## What the task requires
Repeat back every line of the data, exactly.

## Excerpts from a dataset
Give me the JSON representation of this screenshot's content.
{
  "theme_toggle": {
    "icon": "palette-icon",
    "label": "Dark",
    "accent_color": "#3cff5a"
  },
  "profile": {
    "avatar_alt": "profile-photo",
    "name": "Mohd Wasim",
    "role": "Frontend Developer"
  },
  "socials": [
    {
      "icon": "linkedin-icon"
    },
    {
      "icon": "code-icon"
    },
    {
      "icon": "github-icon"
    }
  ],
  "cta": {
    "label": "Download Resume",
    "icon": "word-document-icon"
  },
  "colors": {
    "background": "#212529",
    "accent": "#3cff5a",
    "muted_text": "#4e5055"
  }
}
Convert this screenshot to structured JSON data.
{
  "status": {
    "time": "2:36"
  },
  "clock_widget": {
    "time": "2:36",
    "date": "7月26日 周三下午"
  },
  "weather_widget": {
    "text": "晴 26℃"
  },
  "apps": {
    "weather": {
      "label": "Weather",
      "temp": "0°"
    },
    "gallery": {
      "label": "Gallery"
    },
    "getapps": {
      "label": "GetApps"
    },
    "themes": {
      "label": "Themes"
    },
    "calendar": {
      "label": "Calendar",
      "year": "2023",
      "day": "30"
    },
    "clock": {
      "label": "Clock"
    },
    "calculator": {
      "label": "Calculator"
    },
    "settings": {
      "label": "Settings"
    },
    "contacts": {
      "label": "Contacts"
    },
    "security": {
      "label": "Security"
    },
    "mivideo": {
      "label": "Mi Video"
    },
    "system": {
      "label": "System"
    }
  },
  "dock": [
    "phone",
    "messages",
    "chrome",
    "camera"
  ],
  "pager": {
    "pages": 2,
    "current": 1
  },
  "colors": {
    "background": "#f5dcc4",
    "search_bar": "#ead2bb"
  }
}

## Result of this task
Give me the JSON representation of this screenshot's content.
{
  "theme_toggle": {
    "icon": "palette-icon",
    "label": "Dark",
    "accent_color": "#3cff5a"
  },
  "profile": {
    "avatar_alt": "profile-photo",
    "name": "Mohd Wasim",
    "role": "Frontend Developer"
  },
  "socials": [
    {
      "icon": "linkedin-icon"
    },
    {
      "icon": "code-icon"
    },
    {
      "icon": "github-icon"
    }
  ],
  "cta": {
    "label": "Download Resume",
    "icon": "word-document-icon"
  },
  "colors": {
    "background": "#212529",
    "accent": "#3cff5a",
    "muted_text": "#4e5055"
  }
}
Convert this screenshot to structured JSON data.
{
  "status": {
    "time": "2:36"
  },
  "clock_widget": {
    "time": "2:36",
    "date": "7月26日 周三下午"
  },
  "weather_widget": {
    "text": "晴 26℃"
  },
  "apps": {
    "weather": {
      "label": "Weather",
      "temp": "0°"
    },
    "gallery": {
      "label": "Gallery"
    },
    "getapps": {
      "label": "GetApps"
    },
    "themes": {
      "label": "Themes"
    },
    "calendar": {
      "label": "Calendar",
      "year": "2023",
      "day": "30"
    },
    "clock": {
      "label": "Clock"
    },
    "calculator": {
      "label": "Calculator"
    },
    "settings": {
      "label": "Settings"
    },
    "contacts": {
      "label": "Contacts"
    },
    "security": {
      "label": "Security"
    },
    "mivideo": {
      "label": "Mi Video"
    },
    "system": {
      "label": "System"
    }
  },
  "dock": [
    "phone",
    "messages",
    "chrome",
    "camera"
  ],
  "pager": {
    "pages": 2,
    "current": 1
  },
  "colors": {
    "background": "#f5dcc4",
    "search_bar": "#ead2bb"
  }
}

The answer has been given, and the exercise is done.